But I’ve read that most of the bonsai tree inter-meaning and Zen has been lost to the general public in the last few years. Westerners look at this tree as only decoration and added atmosphere to their homes. The trees are losing popularity because the Zen is lost. Maybe this too for my globe willow.
Oh it started off in Zen, I planted my little globe willow exactly on my birthday just 18 years ago. How much closer to harmony between nature, man and soul can you get. With the help of two steel posts, wire and rubber hose to cushion the bark, I braced my new tiny 2 inch in diameter tree so it would remain straight for its first couple of formative years until it was strong enough to stand against the wind on its own. But I didn’t think of meditating about it either before or after. Just a few years later when aphids invaded, as I sprayed the insecticidal soap, gently washing each branch and leaf, no prayers, meditation or aaahummmms were uttered. The tree grew at the mercy of the winds, being pruned violently during each storm. Not the required Zen-like state of mind to promote flourished growth, but admittedly done with a closeness to nature. The wire of the wind has formed it branches to lean and flow northward instead of the familiar globe shape of its brothers. No thought was given this, the gradual change was hardly noticed.

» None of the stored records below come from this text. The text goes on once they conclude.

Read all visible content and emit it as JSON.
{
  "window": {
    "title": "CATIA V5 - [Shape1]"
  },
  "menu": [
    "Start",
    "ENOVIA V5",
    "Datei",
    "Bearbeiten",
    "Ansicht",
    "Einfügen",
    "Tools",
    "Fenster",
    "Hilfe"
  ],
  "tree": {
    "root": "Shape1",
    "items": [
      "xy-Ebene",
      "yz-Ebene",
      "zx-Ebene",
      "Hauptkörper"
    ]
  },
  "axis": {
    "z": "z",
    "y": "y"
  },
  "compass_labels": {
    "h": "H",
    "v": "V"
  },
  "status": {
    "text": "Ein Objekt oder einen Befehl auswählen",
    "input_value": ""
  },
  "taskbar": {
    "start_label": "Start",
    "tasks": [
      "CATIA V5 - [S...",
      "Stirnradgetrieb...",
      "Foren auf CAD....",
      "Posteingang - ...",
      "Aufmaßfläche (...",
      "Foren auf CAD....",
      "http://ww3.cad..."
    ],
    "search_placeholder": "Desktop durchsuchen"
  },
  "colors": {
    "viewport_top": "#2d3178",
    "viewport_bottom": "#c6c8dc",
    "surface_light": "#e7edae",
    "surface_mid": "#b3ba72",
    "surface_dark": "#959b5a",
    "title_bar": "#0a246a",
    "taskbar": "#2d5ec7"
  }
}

With all of this, the tree lives on, though gnarly, leaning, battle scarred and robbed of its intended form and handsomeness. It is still able to cast a cool shade, protect my home by breaking the wind and ice and growing steadfastly adding character to our yard. Perhaps there has been a speechless connection with man all along. The two share the same traits, the same scars, the same stubbornness for life. Perhaps a cosmic connection was made at the time of the first turn of the spade to prepare for its planting. Much like the man that shares its birthday it grows old. Perhaps there has been a harmony between nature, man and soul and both have flourished from it, although awkwardly, surviving and growing despite the forces. Bonsai, the western world’s largest bonsai may be growing in my front yard.

I’ll leave it to you to decide if that’s a Zen thing.